>> While treadmills continue to drive the home fitness equipment market, the growth of their sales may be slowing, according to preliminary data in the National Sporting Goods Association’s annual report “The Sporting Goods Market in 2004,” which will be published this month. In 2003, Americans spent nearly $2.7 billion on treadmills, an increase of 6 percent over 2002’s $2.5 billion. That is the lowest dollar increase in five years. Sales in 2002 represented an increase that was just over double that, or 13 percent, which was preceded by percent increases of 8 percent in 2001 and 12 percent in 2000. Don’t immediately assume the cause is lower prices though: Unit sales also grew at a slower rate, up 5 percent compared to 2002, while previous years’ unit sales showed growth rates of 9 percent in 2002, 5 percent in 2001, and 7 percent in 2000. The NSGA data shows that consumer purchases of home exercise equipment overall totaled $4.7 billion in 2003, an increase of 8 percent compared to $4.3 billion in 2002. The greatest growth is now shown by elliptical trainers — up 41 percent in 2003, while unit sales rose 34 percent. Also showing double-digit growth were multi-purpose home gyms, which increased 13 percent in 2003, with unit sales up 11 percent. The complete report includes 17 home fitness products. For more information, contact the association at email@example.com or go to www.nsga.org.
>> SGMA International’s 21st Annual Study of Financial Performance found that U.S. sporting goods manufacturers maintained a healthy rate of sales growth, while controlling costs and managing assets well, but a reduction in gross margin attributable to pricing pressure resulted in weaker bottom line results in 2003 compared to 2002. “The industry proved resilient considering the consolidation and pricing pressures which manufacturers have been experiencing,” said Sebastian DiCasoli, SGMA’s director of market intelligence. “There are signs that the pressure on prices are easing somewhat and, hopefully, an interest rate increase is not imminent.” A few highlights from the 55-page report include: Sporting goods manufacturers’ sales growth (+6.8 percent) was strong and on par with that of 2002, but lagged behind the sales growth rate of all non-durable goods manufacturers in 2003. Productivity growth (sales/employee) improved in 2003 (+3.7 percent) indicating good utilization of human resources. Return on sales (5.2 percent), return on assets (8 percent), and return on equity (13.1 percent) all declined in 2003 caused by a decline in gross margin from 38.6 percent in 2002 to 35.5 percent in 2003. Manufacturers controlled assets well as the fixed assets by total assets ratio and liquid asset turnover ratio both improved. Advertising spending increased in 2003, while R&D spending went down. There is a high degree of leverage of assets given the current healthy sales rate and the prospect of interest rate increase, which the report said was concerning. The 2004 report is based on actual results reported by 61 manufacturers (publicly and privately held) in the athletic footwear, sports apparel and sport equipment segments, having combined sales of $31.1 billion in wholesale value in 2003. For a copy of the report, click here.
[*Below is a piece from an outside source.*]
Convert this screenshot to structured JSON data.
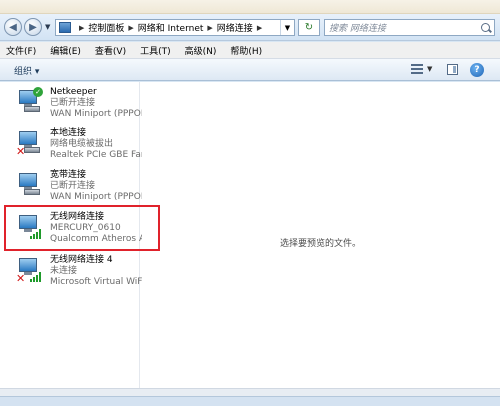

>> Iron Grip Barbell Company has increased its presence in international markets with the addition of six new dealers to its global distributor network. Recently approved as authorized Iron Grip dealers are Big Fitness based in Venezuela; Life Fitness Australia; Body Trading, covering France and the French islands of Reunión and the Caribbean; Fitness Concepts of Ireland; Kinetic Systems handling eastern Canada; and Spartacus Fitness handling western Canada. Iron Grip now has 46 authorized dealers in 45 countries outside the United States.
>> The International Council on Active Aging (ICAA) is looking for individuals or organizations that “lead the way” by setting new standards and making a difference in the lives of active older adults. Information and applications for the 2004 ICAA Industry Innovator Award are available by clicking here. The application form can be faxed to 604-708-4464 or mailed to 3307 Trutch St., Vancouver, BC, V6L 2T3, Canada, attention: Julie McNeney. Applications are due June 1.